Greek Chicken Thighs and Potatoes

Hands-On Time: 15 minutes
Ready In: 9 hours and 15 minutes including marinating time
Yield: 4-6 servings


3 pounds boneless and skinless chicken thighs
3 pounds red potatoes
3 cloves garlic minced
1 large lemon, zested and juiced plus enough bottled juice to make 1/2 cup
1/4 cup olive oil
1 Tablespoon fresh oregano, chopped (or 1 teaspoon dried Greek oregano)
1 Tablespoon Kosher salt
Freshly cracked pepper to taste


1. Combine minced garlic, lemon zest and juice, olive oil, oregano, salt and pepper and stir until combined. Remove 1/2 cup of marinade and set aside.
2. Put chicken into a bowl or large zippered food storage bag and pour marinade over. Seal well, removing air and refrigerate 4 to 8 hours.
3. Preheat oven to 375 degrees F.
4. Clean potatoes and cut into equal sized chunks - about 1-inch square. Pour reserved marinade over potatoes and spread evenly across the bottom of a 9 x 13 roasting pan.
5. Remove chicken from marinade and set on top of potatoes. Cover with foil and bake for 45 minutes. Remove foil and bake for another 15 minutes or until juices from chicken run clear and a thermometer inserted next to the bone reads 170 degrees F.

Wednesday, July 09, 2014

Family Fire

I'm writing a quick note about something that recently happened in our family. The house the children's father was living in with them part time caught fire and is badly damaged. Most of the children were living with me and most of their belongings were here, however, my second oldest daughter was living with dad full-time and her entire world was lost. One of the family cats was also killed in the fire.

If you can, please donate at this GoFundMe link for her, I would so appreciate it and I know she would, too.

The articles about the fire can be found here and here.

Monday, July 07, 2014

Pineapple Pork Chops

Pineapple Pork Chops and Rice
Pineapple Pork Chops and Rice

Pineapple Pork Chops are the perfect blend of sweet and savory, full of color and easier to make than you might think.

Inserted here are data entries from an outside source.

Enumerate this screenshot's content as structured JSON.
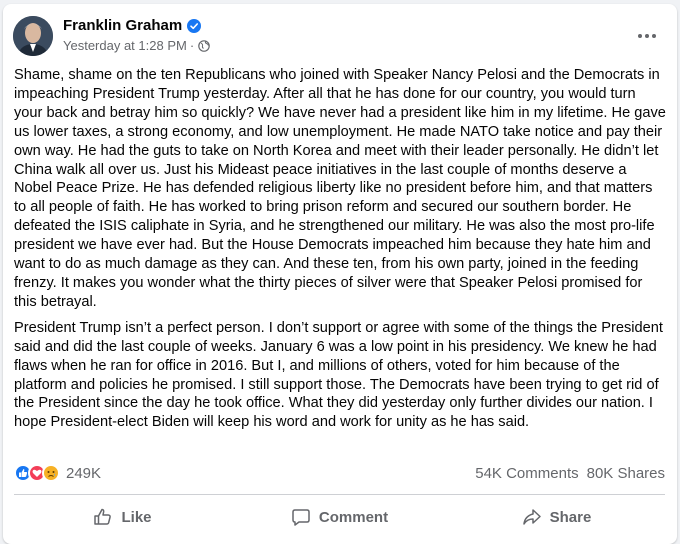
{
  "post": {
    "author": "Franklin Graham",
    "timestamp": "Yesterday at 1:28 PM",
    "separator": "·",
    "privacy_icon": "globe-icon",
    "verified_icon": "verified-badge-icon",
    "more_icon": "more-options-icon",
    "paragraphs": [
      "Shame, shame on the ten Republicans who joined with Speaker Nancy Pelosi and the Democrats in impeaching President Trump yesterday. After all that he has done for our country, you would turn your back and betray him so quickly? We have never had a president like him in my lifetime. He gave us lower taxes, a strong economy, and low unemployment. He made NATO take notice and pay their own way. He had the guts to take on North Korea and meet with their leader personally. He didn’t let China walk all over us. Just his Mideast peace initiatives in the last couple of months deserve a Nobel Peace Prize. He has defended religious liberty like no president before him, and that matters to all people of faith. He has worked to bring prison reform and secured our southern border. He defeated the ISIS caliphate in Syria, and he strengthened our military. He was also the most pro-life president we have ever had. But the House Democrats impeached him because they hate him and want to do as much damage as they can. And these ten, from his own party, joined in the feeding frenzy. It makes you wonder what the thirty pieces of silver were that Speaker Pelosi promised for this betrayal.",
      "President Trump isn’t a perfect person. I don’t support or agree with some of the things the President said and did the last couple of weeks. January 6 was a low point in his presidency. We knew he had flaws when he ran for office in 2016. But I, and millions of others, voted for him because of the platform and policies he promised. I still support those. The Democrats have been trying to get rid of the President since the day he took office. What they did yesterday only further divides our nation. I hope President-elect Biden will keep his word and work for unity as he has said."
    ]
  },
  "stats": {
    "reaction_icons": [
      "like-reaction-icon",
      "love-reaction-icon",
      "sad-reaction-icon"
    ],
    "reactions": "249K",
    "comments": "54K Comments",
    "shares": "80K Shares"
  },
  "actions": {
    "like": "Like",
    "comment": "Comment",
    "share": "Share"
  },
  "colors": {
    "accent": "#1877f2",
    "secondary_text": "#65676b",
    "love": "#f33e58",
    "sad": "#f7b125"
  }
}
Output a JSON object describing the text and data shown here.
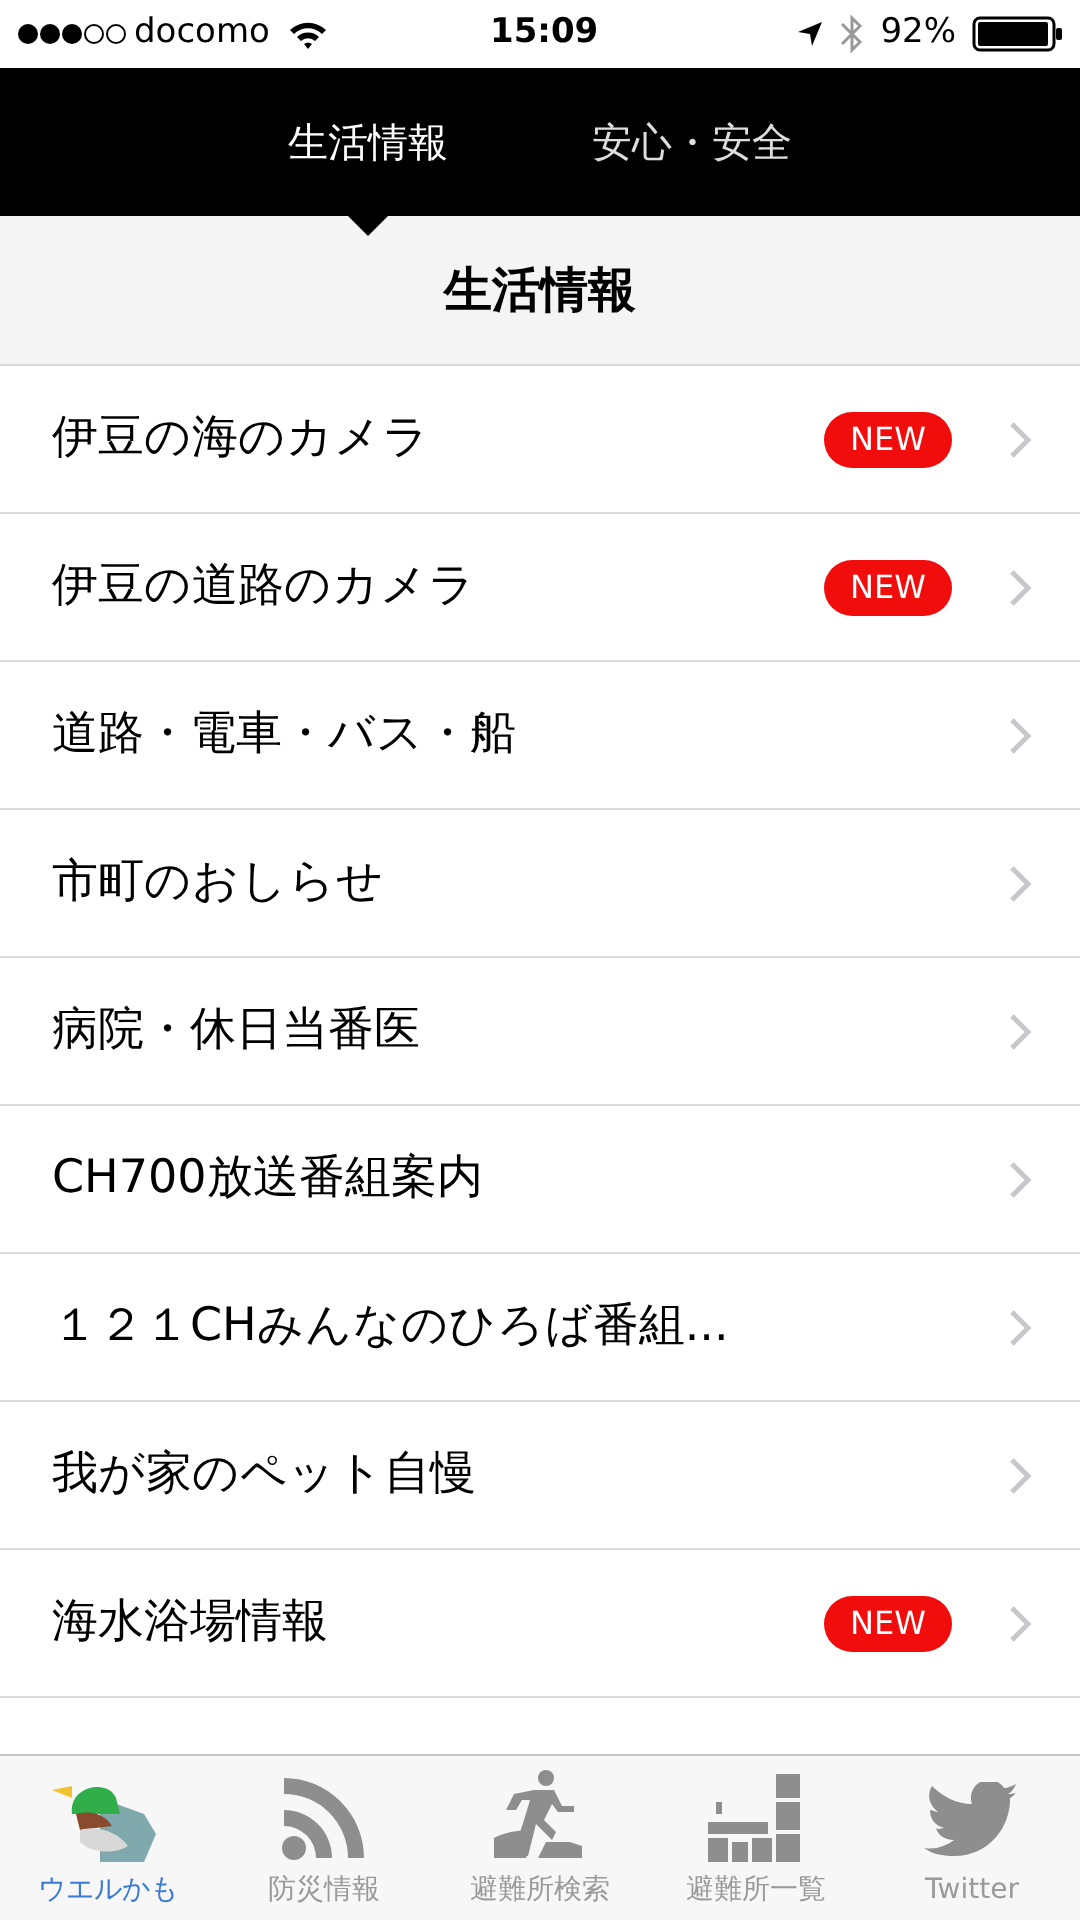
{
  "status_bar": {
    "carrier": "docomo",
    "time": "15:09",
    "battery": "92%"
  },
  "top_tabs": [
    {
      "label": "生活情報",
      "selected": true
    },
    {
      "label": "安心・安全",
      "selected": false
    }
  ],
  "header": {
    "title": "生活情報"
  },
  "list": [
    {
      "label": "伊豆の海のカメラ",
      "new": true,
      "badge": "NEW"
    },
    {
      "label": "伊豆の道路のカメラ",
      "new": true,
      "badge": "NEW"
    },
    {
      "label": "道路・電車・バス・船",
      "new": false
    },
    {
      "label": "市町のおしらせ",
      "new": false
    },
    {
      "label": "病院・休日当番医",
      "new": false
    },
    {
      "label": "CH700放送番組案内",
      "new": false
    },
    {
      "label": "１２１CHみんなのひろば番組...",
      "new": false
    },
    {
      "label": "我が家のペット自慢",
      "new": false
    },
    {
      "label": "海水浴場情報",
      "new": true,
      "badge": "NEW"
    }
  ],
  "tab_bar": [
    {
      "label": "ウエルかも",
      "kind": "duck",
      "selected": true
    },
    {
      "label": "防災情報",
      "kind": "rss",
      "selected": false
    },
    {
      "label": "避難所検索",
      "kind": "runner",
      "selected": false
    },
    {
      "label": "避難所一覧",
      "kind": "building",
      "selected": false
    },
    {
      "label": "Twitter",
      "kind": "bird",
      "selected": false
    }
  ]
}
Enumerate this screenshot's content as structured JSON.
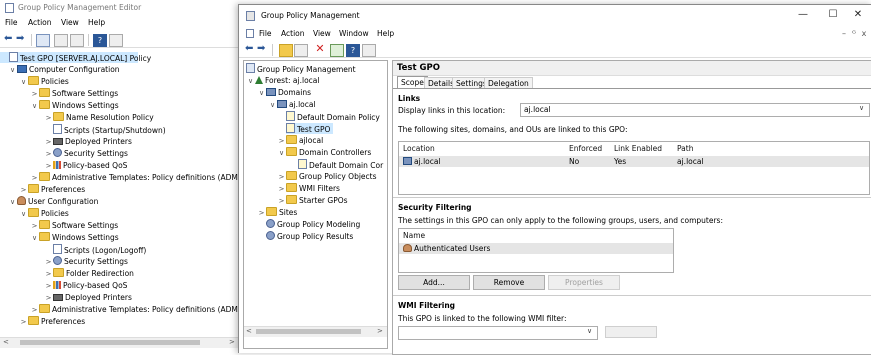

They're also budget friendly and can be made for any weeknight dinner and are pretty enough to serve for company.

Pineapple Pork Chops and Rice
Pineapple Pork Chops and Rice

Pineapple Pork Chops
Hands-On Time: 25 minutes
Ready In: 30 minutes
Yield: 4 servings


4 bone-in center cut pork chops 1/2-inch thick
1/3 cup all-purpose flour
1 teaspoon Kosher salt or 1/2 teaspoon table salt
1/2 teaspoon freshly cracked black pepper
4 Tablespoons cooking oil, divided
1/3 cup each red, yellow and green sweet peppers - diced (or 1 cup of any one color)
1/2 cup red onion chopped
1 cup canned or fresh pineapple chunks
1 1/2 cups pineapple juice (from canned pineapple or other)
2 Tablespoons soy sauce (use the good brewed stuff, I love Kikkoman)
2 Tablespoons light brown sugar
2 teaspoons cornstarch
Hot cooked rice - about 2 cups prepared


1. Rinse pork chops to remove any traces of bone from cutting and pat dry . Set aside.
2. Blend flour with salt and pepper and dredge chops in mixture until well coated.
3. Heat 2 tablespoons of the oil in a large skillet over medium-high heat and add chops.
4. Cook until browned well on both sides, about 6-8 minutes per side. Remove to a platter and keep warm.
5. Add the remaining 2 Tablespoons of oil to the skillet over medium-high heat and add peppers and onions. Cook for 4-5 minutes, or until vegetables begin to release juices into the pan.
6. Add pineapple and juice, cook until bubbling, 2-3 minutes.
7. Stir together brown sugar, soy sauce and cornstarch. Whisk into pineapple and peppers. Cook until thickened.
8. Add pork chops to pan and cook for another 2 to 3 minutes, until chops are heated through and coated with sauce. Serve over rice.